Research published by Melcrum this week shows the credit crunch has been taking its toll, with more internal communicators than ever before being forced to prove their worth. From talking to comms professionals I know, it seems at a time when comms functions need to continue doing what they do best, they are being asked to stand up, be counted and fight their corner.
It is of course naive to assume communicators are above the axe when cuts are being made and I’m sure we all can think of ways to deliver value in both senses of the word, but where will the line be drawn? Bill Quirke touches on this point in the Melcrum study saying: “During the bad times there is often more budget allocated to internal comms but more work to be done, the work is far more challenging, and there are fewer people [due to reduced headcount] to do it and they are working under far more pressure. Communicators are caught up in a crunch.”
So what’s the answer? The research showed that 48% of respondents could not demonstrate a return on investment, compared to 14.7% who could. Proving your worth can be achieved through employee survey results linked to motivation/channel evaluation, successful campaigns and regular temperature checks, but what price can companies put on comms and how can you measure if your survey has been cut?
The Melcrum research revealed almost every area of internal communication is being re-examined in light of the recession such as strategy, how to reallocate money internally with smaller budgets and whether to scrap existing channels.
I think irreparable damage can be done by companies looking to make penny wise-pound foolish decisions and keep hearing cautionary tales from my peers. For example cutting channels such as printed magazines which may be the primary channel to engage frontline employees or choosing not to hold recognition events when employee morale is at rock bottom.
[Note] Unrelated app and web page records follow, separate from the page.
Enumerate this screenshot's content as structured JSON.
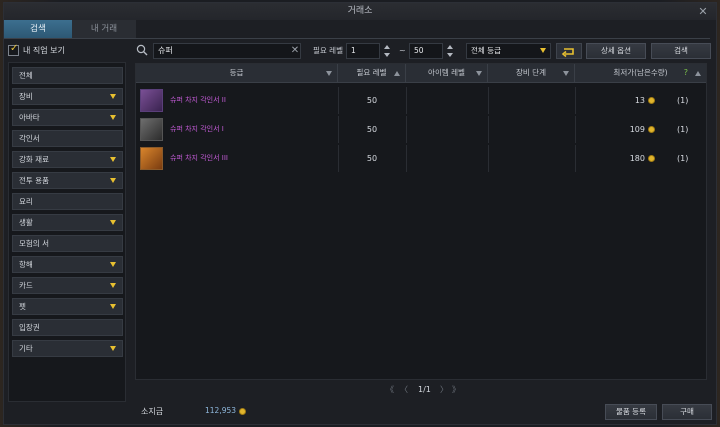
{
  "window": {
    "title": "거래소"
  },
  "tabs": {
    "search": "검색",
    "my_trades": "내 거래"
  },
  "filter": {
    "my_class_only": "내 직업 보기"
  },
  "sidebar": {
    "items": [
      {
        "label": "전체",
        "has_chevron": false
      },
      {
        "label": "장비",
        "has_chevron": true
      },
      {
        "label": "아바타",
        "has_chevron": true
      },
      {
        "label": "각인서",
        "has_chevron": false
      },
      {
        "label": "강화 재료",
        "has_chevron": true
      },
      {
        "label": "전투 용품",
        "has_chevron": true
      },
      {
        "label": "요리",
        "has_chevron": false
      },
      {
        "label": "생활",
        "has_chevron": true
      },
      {
        "label": "모험의 서",
        "has_chevron": false
      },
      {
        "label": "항해",
        "has_chevron": true
      },
      {
        "label": "카드",
        "has_chevron": true
      },
      {
        "label": "펫",
        "has_chevron": true
      },
      {
        "label": "입장권",
        "has_chevron": false
      },
      {
        "label": "기타",
        "has_chevron": true
      }
    ]
  },
  "search": {
    "value": "슈퍼",
    "level_label": "필요 레벨",
    "level_min": "1",
    "level_max": "50",
    "tilde": "~",
    "grade_select": "전체 등급",
    "detail_options": "상세 옵션",
    "search_button": "검색"
  },
  "table": {
    "headers": {
      "grade": "등급",
      "req_level": "필요 레벨",
      "item_level": "아이템 레벨",
      "equip_stage": "장비 단계",
      "lowest_price": "최저가(남은수량)",
      "help": "?"
    },
    "rows": [
      {
        "name": "슈퍼 차지 각인서 II",
        "level": "50",
        "price": "13",
        "qty": "(1)",
        "icon_color": "#5a3a6e"
      },
      {
        "name": "슈퍼 차지 각인서 I",
        "level": "50",
        "price": "109",
        "qty": "(1)",
        "icon_color": "#4a4a4a"
      },
      {
        "name": "슈퍼 차지 각인서 III",
        "level": "50",
        "price": "180",
        "qty": "(1)",
        "icon_color": "#b86a1e"
      }
    ]
  },
  "pagination": {
    "first": "《",
    "prev": "〈",
    "page": "1/1",
    "next": "〉",
    "last": "》"
  },
  "footer": {
    "gold_label": "소지금",
    "gold_value": "112,953",
    "register_button": "물품 등록",
    "buy_button": "구매"
  },
  "colors": {
    "accent_tab": "#3c6f8f",
    "chevron": "#e8c030",
    "item_name": "#c35bd6",
    "gold": "#e1b52d"
  }
}
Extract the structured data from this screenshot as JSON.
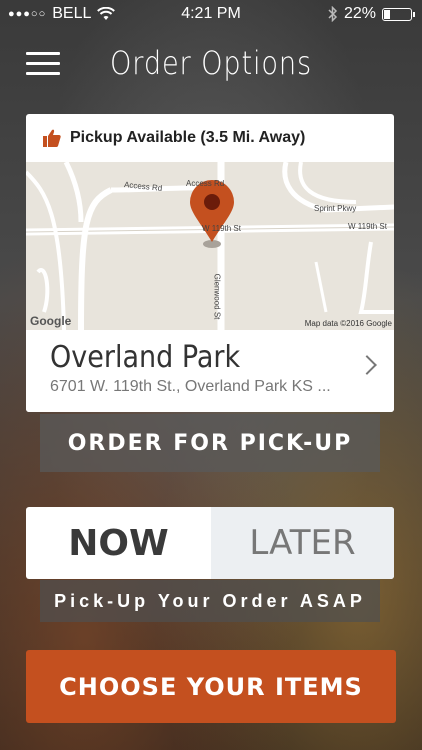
{
  "status_bar": {
    "signal_dots": "●●●○○",
    "carrier": "BELL",
    "time": "4:21 PM",
    "battery_percent": "22%",
    "battery_level": 0.22
  },
  "header": {
    "title": "Order Options",
    "menu_icon": "hamburger-icon"
  },
  "pickup_card": {
    "availability": "Pickup Available (3.5 Mi. Away)",
    "availability_icon": "thumbs-up-icon",
    "map": {
      "labels": {
        "access_rd_1": "Access Rd",
        "access_rd_2": "Access Rd",
        "sprint_pkwy": "Sprint Pkwy",
        "w119_left": "W 119th St",
        "w119_right": "W 119th St",
        "glenwood": "Glenwood St",
        "google": "Google",
        "copyright": "Map data ©2016 Google"
      },
      "pin_color": "#c4501f"
    },
    "location_name": "Overland Park",
    "location_address": "6701 W. 119th St., Overland Park KS ..."
  },
  "order_button": {
    "label": "ORDER FOR PICK-UP"
  },
  "time_toggle": {
    "now_label": "NOW",
    "later_label": "LATER",
    "selected": "NOW"
  },
  "asap_text": "Pick-Up Your Order ASAP",
  "choose_button": {
    "label": "CHOOSE YOUR ITEMS"
  },
  "colors": {
    "accent": "#c4501f",
    "now_text": "#3a3a3a",
    "later_bg": "#eceff2"
  }
}
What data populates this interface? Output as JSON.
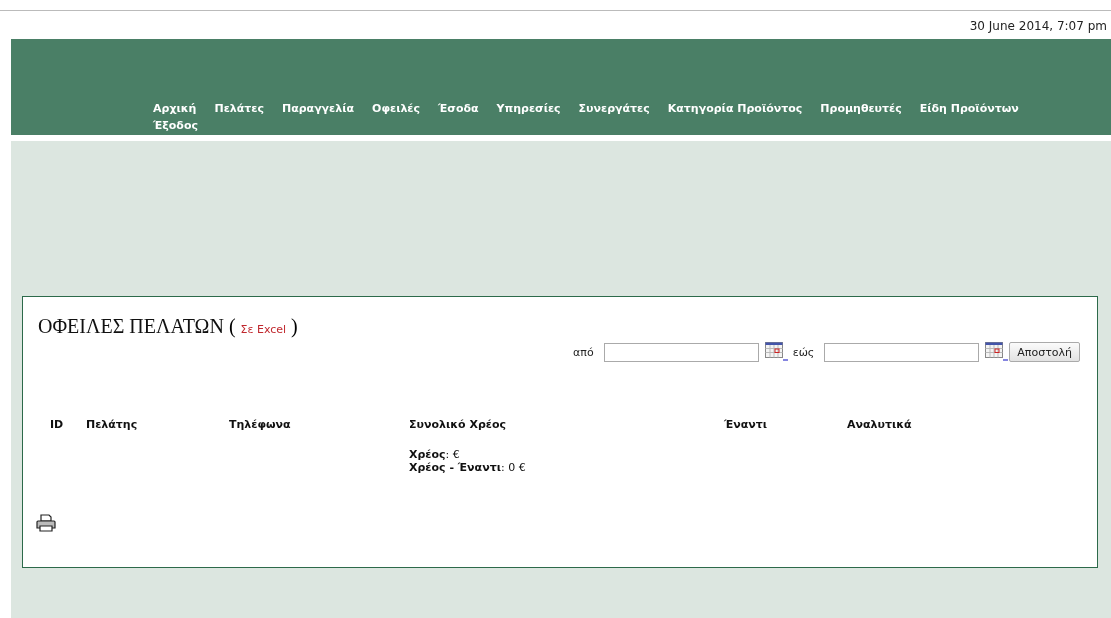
{
  "datetime": "30 June 2014, 7:07 pm",
  "nav": [
    "Αρχική",
    "Πελάτες",
    "Παραγγελία",
    "Οφειλές",
    "Έσοδα",
    "Υπηρεσίες",
    "Συνεργάτες",
    "Κατηγορία Προϊόντος",
    "Προμηθευτές",
    "Είδη Προϊόντων",
    "Έξοδος"
  ],
  "panel": {
    "title": "ΟΦΕΙΛΕΣ ΠΕΛΑΤΩΝ",
    "open_paren": "(",
    "excel_link": "Σε Excel",
    "close_paren": ")",
    "filter": {
      "from_label": "από",
      "to_label": "εώς",
      "submit": "Αποστολή"
    },
    "table": {
      "columns": [
        "ID",
        "Πελάτης",
        "Τηλέφωνα",
        "Συνολικό Χρέος",
        "Έναντι",
        "Αναλυτικά"
      ]
    },
    "summary": [
      "**Χρέος**: €",
      "**Χρέος - Έναντι**: 0 €"
    ]
  }
}
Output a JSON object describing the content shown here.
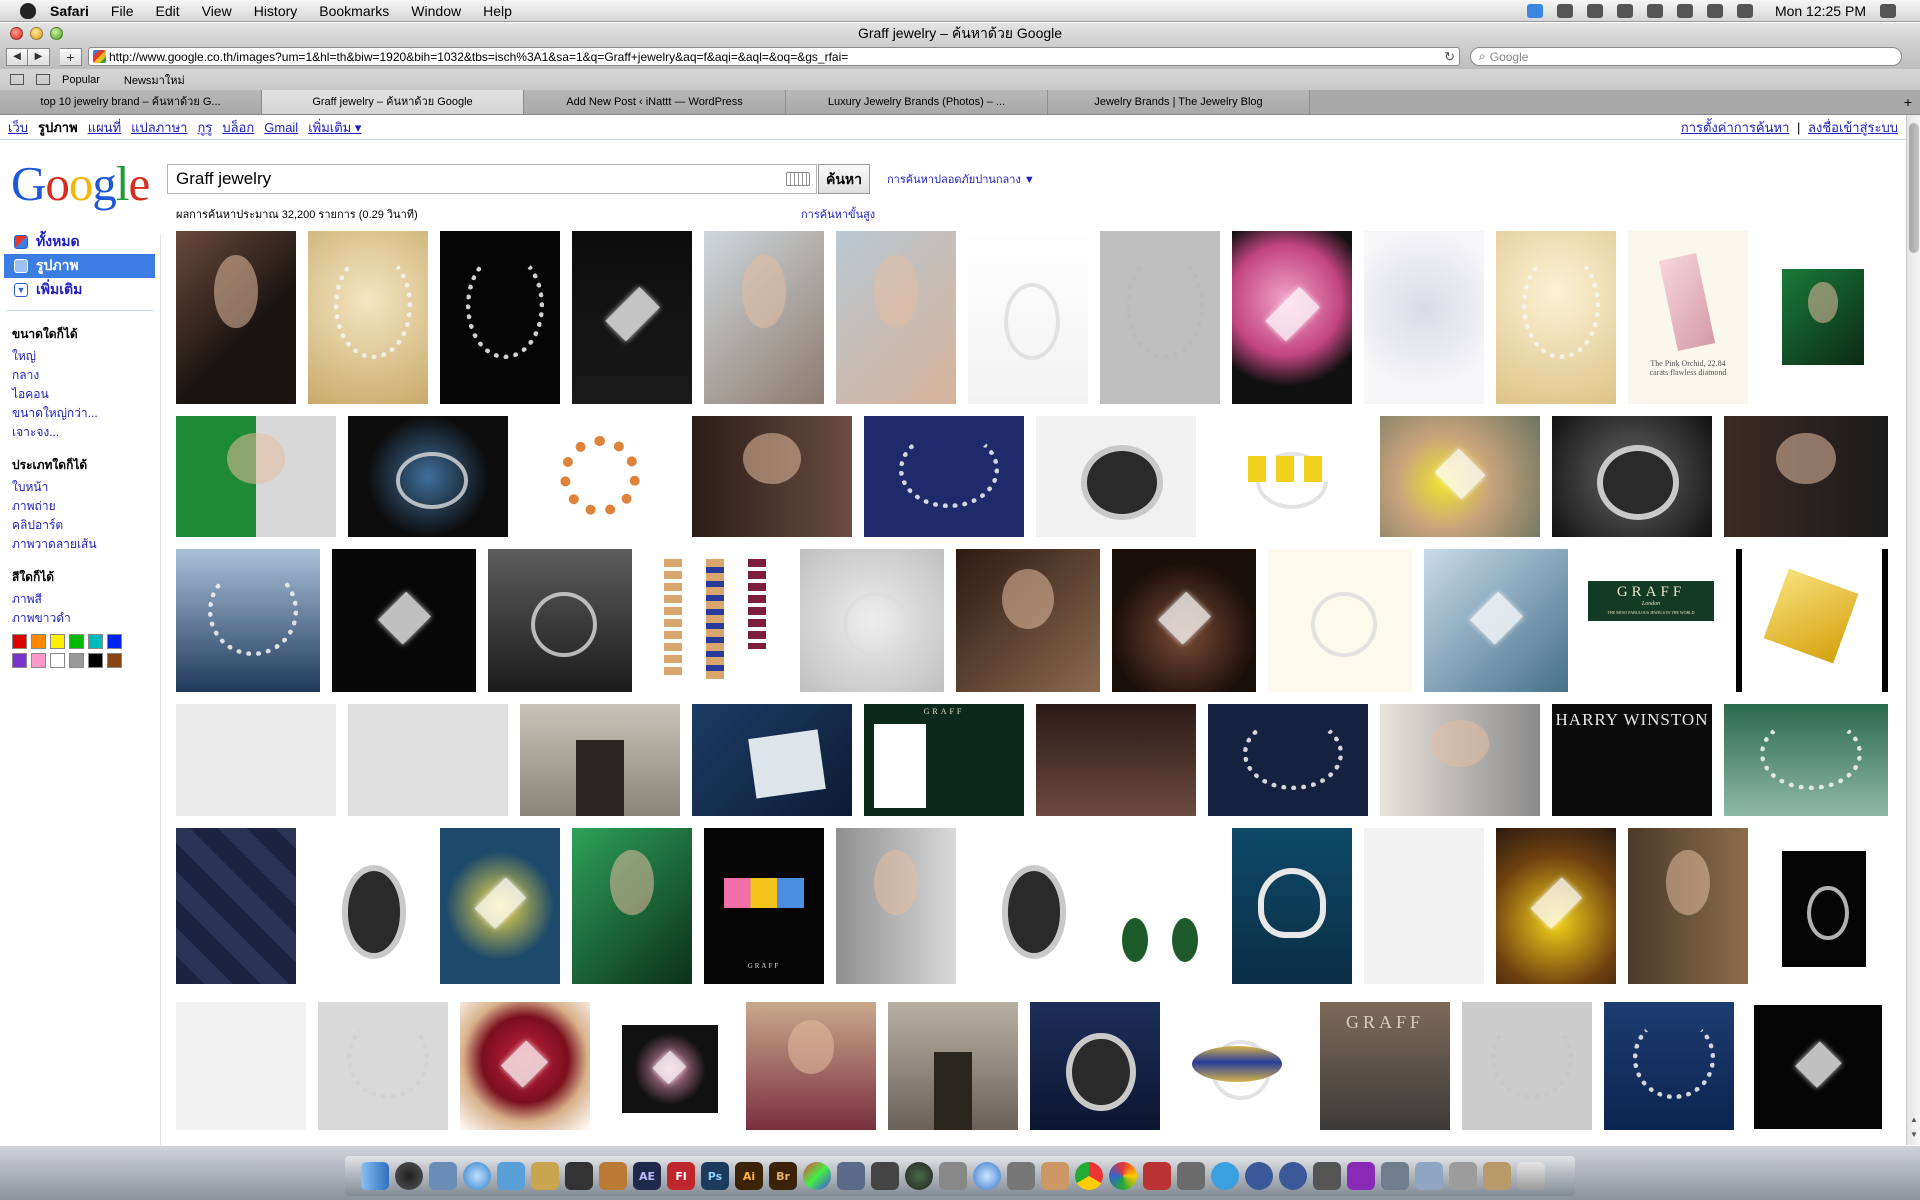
{
  "menubar": {
    "app": "Safari",
    "items": [
      "File",
      "Edit",
      "View",
      "History",
      "Bookmarks",
      "Window",
      "Help"
    ],
    "clock": "Mon 12:25 PM"
  },
  "window": {
    "title": "Graff jewelry – ค้นหาด้วย Google",
    "url": "http://www.google.co.th/images?um=1&hl=th&biw=1920&bih=1032&tbs=isch%3A1&sa=1&q=Graff+jewelry&aq=f&aqi=&aql=&oq=&gs_rfai=",
    "search_placeholder": "Google"
  },
  "bookmarks": [
    "Popular",
    "Newsมาใหม่"
  ],
  "tabs": [
    {
      "label": "top 10 jewelry brand – ค้นหาด้วย G..."
    },
    {
      "label": "Graff jewelry – ค้นหาด้วย Google",
      "active": true
    },
    {
      "label": "Add New Post ‹ iNattt — WordPress"
    },
    {
      "label": "Luxury Jewelry Brands (Photos) – ..."
    },
    {
      "label": "Jewelry Brands | The Jewelry Blog"
    }
  ],
  "gbar": {
    "links": [
      "เว็บ",
      "รูปภาพ",
      "แผนที่",
      "แปลภาษา",
      "กูรู",
      "บล็อก",
      "Gmail",
      "เพิ่มเติม ▾"
    ],
    "settings": "การตั้งค่าการค้นหา",
    "signin": "ลงชื่อเข้าสู่ระบบ",
    "separator": "|"
  },
  "logo": [
    "G",
    "o",
    "o",
    "g",
    "l",
    "e"
  ],
  "search": {
    "query": "Graff jewelry",
    "button": "ค้นหา",
    "safe_search": "การค้นหาปลอดภัยปานกลาง ▼",
    "stats": "ผลการค้นหาประมาณ 32,200 รายการ (0.29 วินาที)",
    "advanced": "การค้นหาขั้นสูง"
  },
  "sidebar": {
    "types": [
      {
        "label": "ทั้งหมด",
        "icon": "all-results-icon"
      },
      {
        "label": "รูปภาพ",
        "icon": "images-icon",
        "selected": true
      },
      {
        "label": "เพิ่มเติม",
        "icon": "expand-icon"
      }
    ],
    "sections": [
      {
        "heading": "ขนาดใดก็ได้",
        "links": [
          "ใหญ่",
          "กลาง",
          "ไอคอน",
          "ขนาดใหญ่กว่า...",
          "เจาะจง..."
        ]
      },
      {
        "heading": "ประเภทใดก็ได้",
        "links": [
          "ใบหน้า",
          "ภาพถ่าย",
          "คลิปอาร์ต",
          "ภาพวาดลายเส้น"
        ]
      },
      {
        "heading": "สีใดก็ได้",
        "links": [
          "ภาพสี",
          "ภาพขาวดำ"
        ]
      }
    ],
    "colors": [
      "#dd0000",
      "#ff8800",
      "#ffee00",
      "#00bb00",
      "#00bbbb",
      "#0022ee",
      "#7733cc",
      "#ff99cc",
      "#ffffff",
      "#999999",
      "#000000",
      "#884411"
    ]
  },
  "thumb_labels": {
    "graff_logo": "GRAFF",
    "graff_sub": "London",
    "graff_tag": "THE MOST FABULOUS JEWELS IN THE WORLD",
    "harry_winston": "HARRY WINSTON",
    "pink_orchid": "The Pink Orchid, 22.84 carats flawless diamond",
    "graff_box": "GRAFF",
    "graff_ad": "GRAFF"
  },
  "dock": [
    "AE",
    "Fl",
    "Ps",
    "Ai",
    "Br"
  ]
}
These types of decisions could ultimately save money in the short term, yet cost untold amounts through the damage caused by the message that sends out to employees about investing in them.
From looking at the Melcrum research it seems clear to me that as communicators we need to keep value at the forefront of our minds and find ways to prove our worth and the worth of our channels to help keep employees motivated during these turbulent times. Letting our work speak for itself and finding ways to constantly highlight what would happen without communications functions or informed managers seems key.
What do you think? What is your experience? Are you defending the bread and butter staples in the diet of your organisation? Do you have a strategy in place and know what you would defend and what you would be prepared to negotiate on?
I’ll let Bill Quirke have the last say in my musings on credit crunch comms with his cautionary statement on communicators: “They have not escaped the value-for-money test. Their reputation is fragile – communicators need to define, deliver and demonstrate their value to organisations, and not simply deliver messages.”
Stark words and definitely food for thought.